Shades of 2012? Pensacola Hit Again By Flooding Yr Ender
Torrential rain – more than 20 inches in some places -- fell on the Pensacola area at the end of April. Both residents and officials scrambled to assess the damage, as we hear in this year-ender report from WUWF’s Dave Dunwoody.
Gov. Rick Scott came to town and declared a state of emergency in 26 counties – including Escambia, Santa Rosa, Okaloosa and Walton – eastward to Alachua County.
Scott also toured the Escambia County Emergency Operations Center, meeting with officials and respondents, before going out to see some of the hardest-hit areas.

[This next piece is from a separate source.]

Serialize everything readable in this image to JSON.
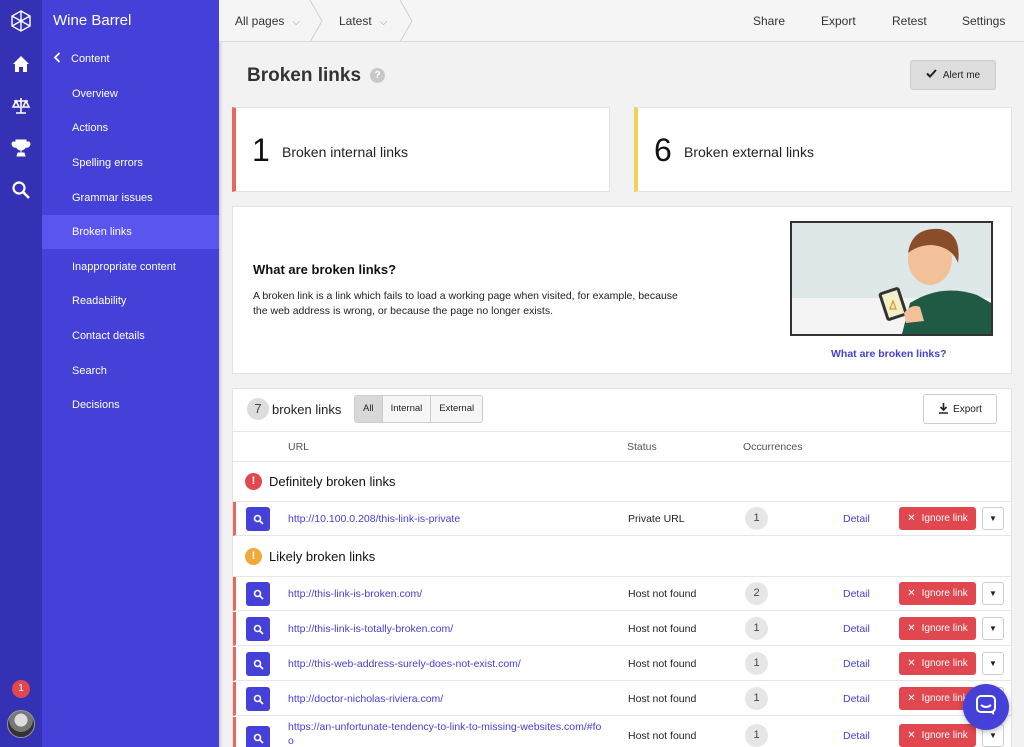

One of those areas is a stretch of Scenic Highway – from Cervantes Street to Scenic Highway Circle – that collapsed and was closed for about four months.
State Emergency Director Bryan Koon said they were already gearing up for the next step towards cleanup and fixing the damage, having been in touch with the Federal Emergency Management Agency.

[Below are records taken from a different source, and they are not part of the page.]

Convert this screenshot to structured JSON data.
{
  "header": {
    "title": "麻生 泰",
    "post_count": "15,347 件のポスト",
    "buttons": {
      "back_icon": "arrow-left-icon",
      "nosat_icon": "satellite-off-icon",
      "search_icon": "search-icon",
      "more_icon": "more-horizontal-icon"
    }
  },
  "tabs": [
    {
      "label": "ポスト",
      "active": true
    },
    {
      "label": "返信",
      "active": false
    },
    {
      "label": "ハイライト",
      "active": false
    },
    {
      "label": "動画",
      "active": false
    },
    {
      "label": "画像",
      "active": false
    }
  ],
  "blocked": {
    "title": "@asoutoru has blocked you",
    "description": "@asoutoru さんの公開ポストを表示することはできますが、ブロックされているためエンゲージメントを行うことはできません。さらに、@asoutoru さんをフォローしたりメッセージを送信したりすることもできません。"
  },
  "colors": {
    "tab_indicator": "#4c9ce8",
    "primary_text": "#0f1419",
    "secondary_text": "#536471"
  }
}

The flooding was blamed for two deaths, in separate accidents on Highway 29 in Cantonment. Among the damage was that sustained by Manna Food Pantries, whose downtown Pensacola office and warehouses were forced to close for three months.
Elsewhere, the Florida National Guard activated 75 troops and two dozen high-water vehicles at the direction of the state Division of Emergency Management.
Meanwhile, search-and-rescue crews and paramedics continued to pull people out of dangerous situations. And electricity was being restored in Gulf Power’s service area, which reaches from Pensacola to Panama City. Spokesman Jeff Rogers said the biggest cause for the outages had been the hundreds of lightning strikes as the storm virtually stalled over the Panhandle. And the local crews did not go it alone; counterparts from other Southern Company utilities pitched in as well.
The storm caused almost $14.8 million in damages to the City of Pensacola’s infrastructure. Disaster recovery centers were opened across the Panhandle, to help with the millions of dollars more in damages to homes and businesses.